Dataset:

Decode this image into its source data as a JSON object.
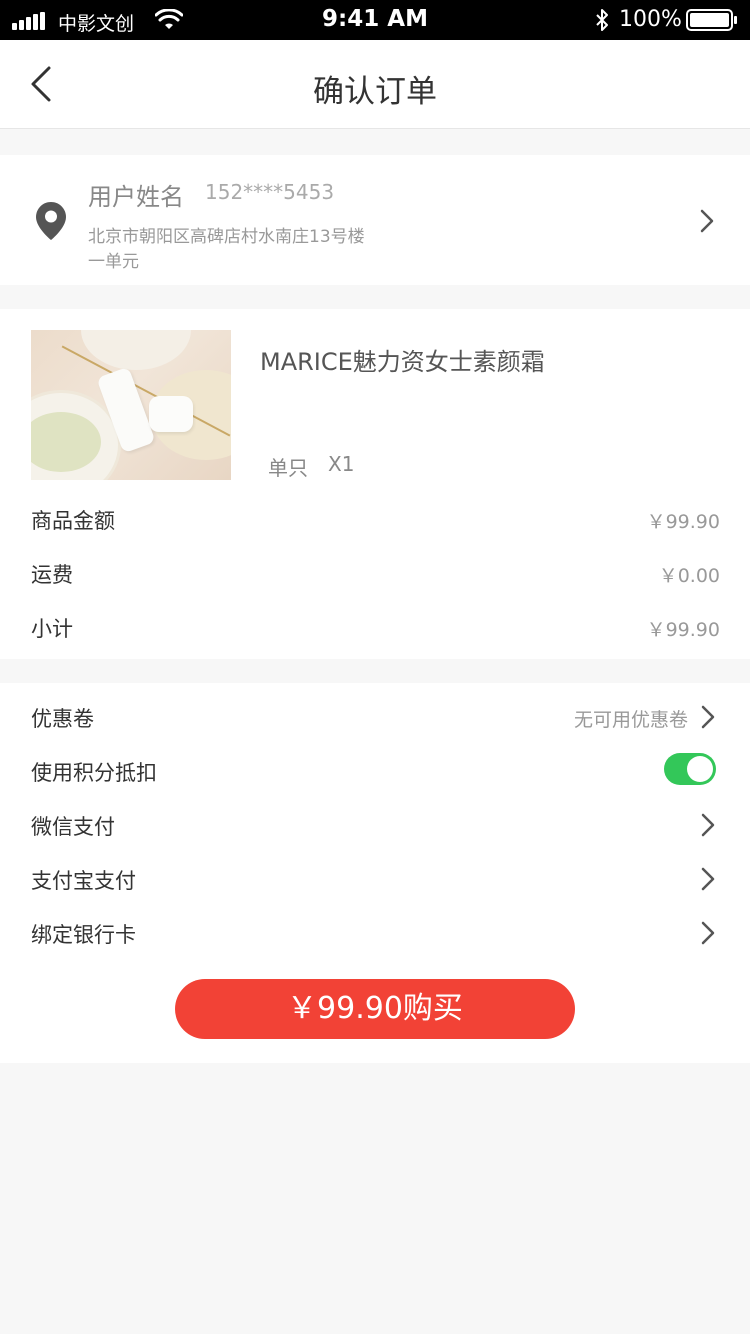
{
  "status_bar": {
    "carrier": "中影文创",
    "time": "9:41 AM",
    "battery": "100%"
  },
  "nav": {
    "title": "确认订单"
  },
  "address": {
    "name": "用户姓名",
    "phone": "152****5453",
    "line1": "北京市朝阳区高碑店村水南庄13号楼",
    "line2": "一单元"
  },
  "product": {
    "name": "MARICE魅力资女士素颜霜",
    "spec": "单只",
    "quantity": "X1"
  },
  "fees": [
    {
      "label": "商品金额",
      "value": "￥99.90"
    },
    {
      "label": "运费",
      "value": "￥0.00"
    },
    {
      "label": "小计",
      "value": "￥99.90"
    }
  ],
  "options": {
    "coupon_label": "优惠卷",
    "coupon_value": "无可用优惠卷",
    "points_label": "使用积分抵扣",
    "points_enabled": true,
    "wechat_pay_label": "微信支付",
    "alipay_label": "支付宝支付",
    "bind_card_label": "绑定银行卡"
  },
  "buy_button": {
    "label": "￥99.90购买"
  },
  "colors": {
    "accent": "#f24236",
    "toggle_on": "#33c759",
    "background": "#f7f7f7"
  }
}
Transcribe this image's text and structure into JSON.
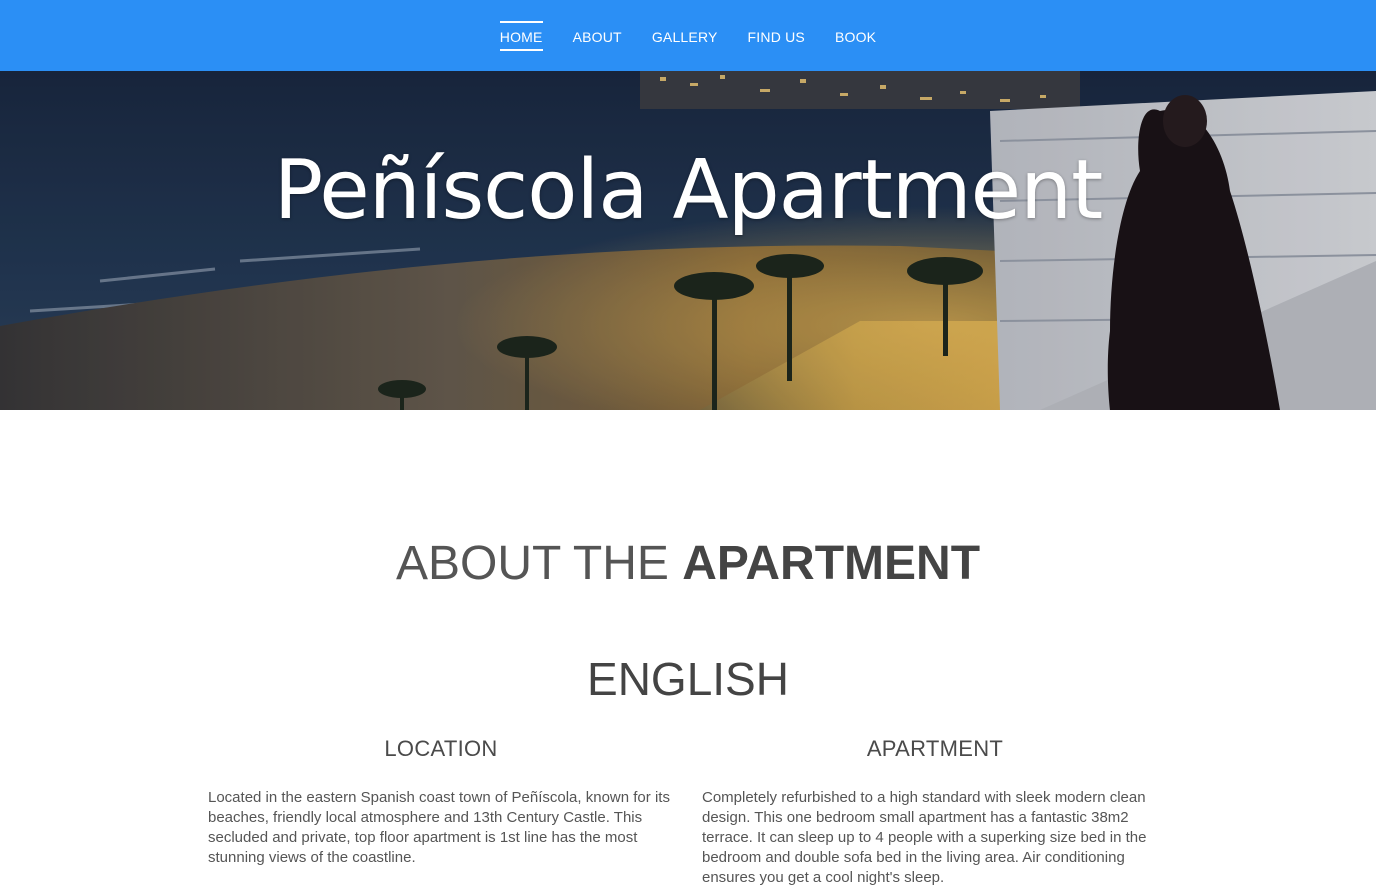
{
  "nav": {
    "items": [
      {
        "label": "HOME",
        "active": true
      },
      {
        "label": "ABOUT",
        "active": false
      },
      {
        "label": "GALLERY",
        "active": false
      },
      {
        "label": "FIND US",
        "active": false
      },
      {
        "label": "BOOK",
        "active": false
      }
    ]
  },
  "hero": {
    "title": "Peñíscola Apartment"
  },
  "about": {
    "heading_light": "ABOUT THE ",
    "heading_bold": "APARTMENT",
    "language": "ENGLISH",
    "location": {
      "title": "LOCATION",
      "text": "Located in the eastern Spanish coast town of Peñíscola, known for its beaches, friendly local atmosphere and 13th Century Castle.  This secluded and private, top floor apartment is 1st line has the most stunning views of the coastline."
    },
    "apartment": {
      "title": "APARTMENT",
      "text": "Completely refurbished to a high standard with sleek modern clean design.  This one bedroom small apartment has a fantastic 38m2 terrace.  It can sleep up to 4 people with a superking size bed in the bedroom and double sofa bed in the living area.  Air conditioning ensures you get a cool night's sleep."
    }
  },
  "colors": {
    "nav_bg": "#2b8ff5",
    "nav_text": "#ffffff",
    "heading_text": "#444444",
    "body_text": "#555555"
  }
}
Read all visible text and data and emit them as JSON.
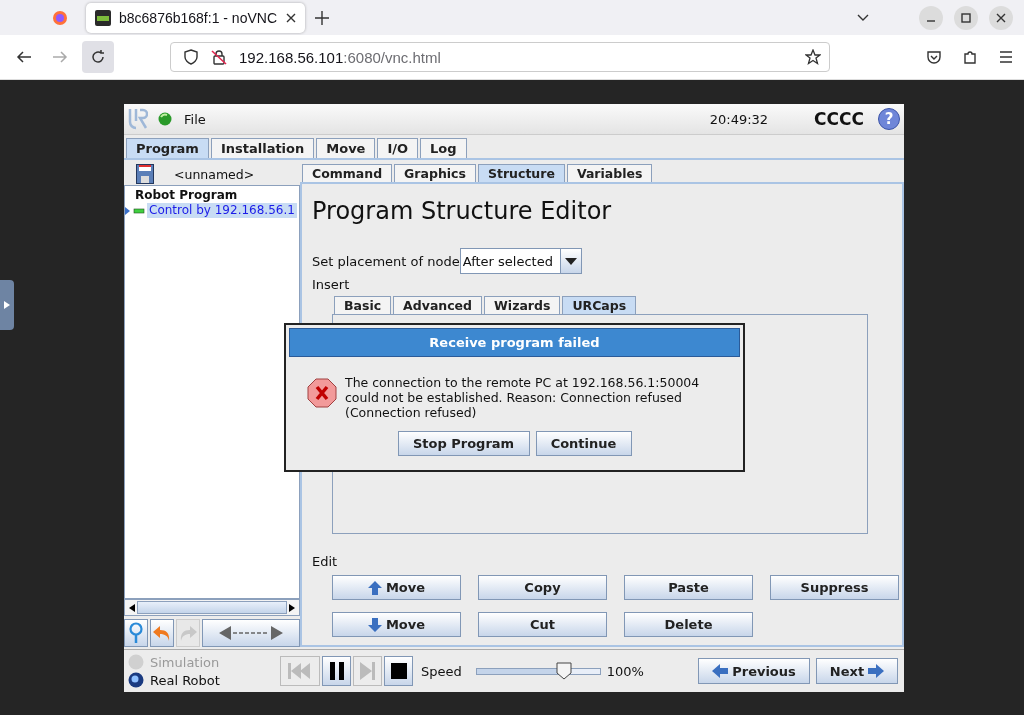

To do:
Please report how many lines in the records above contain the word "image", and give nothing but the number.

Output of the exercise:
2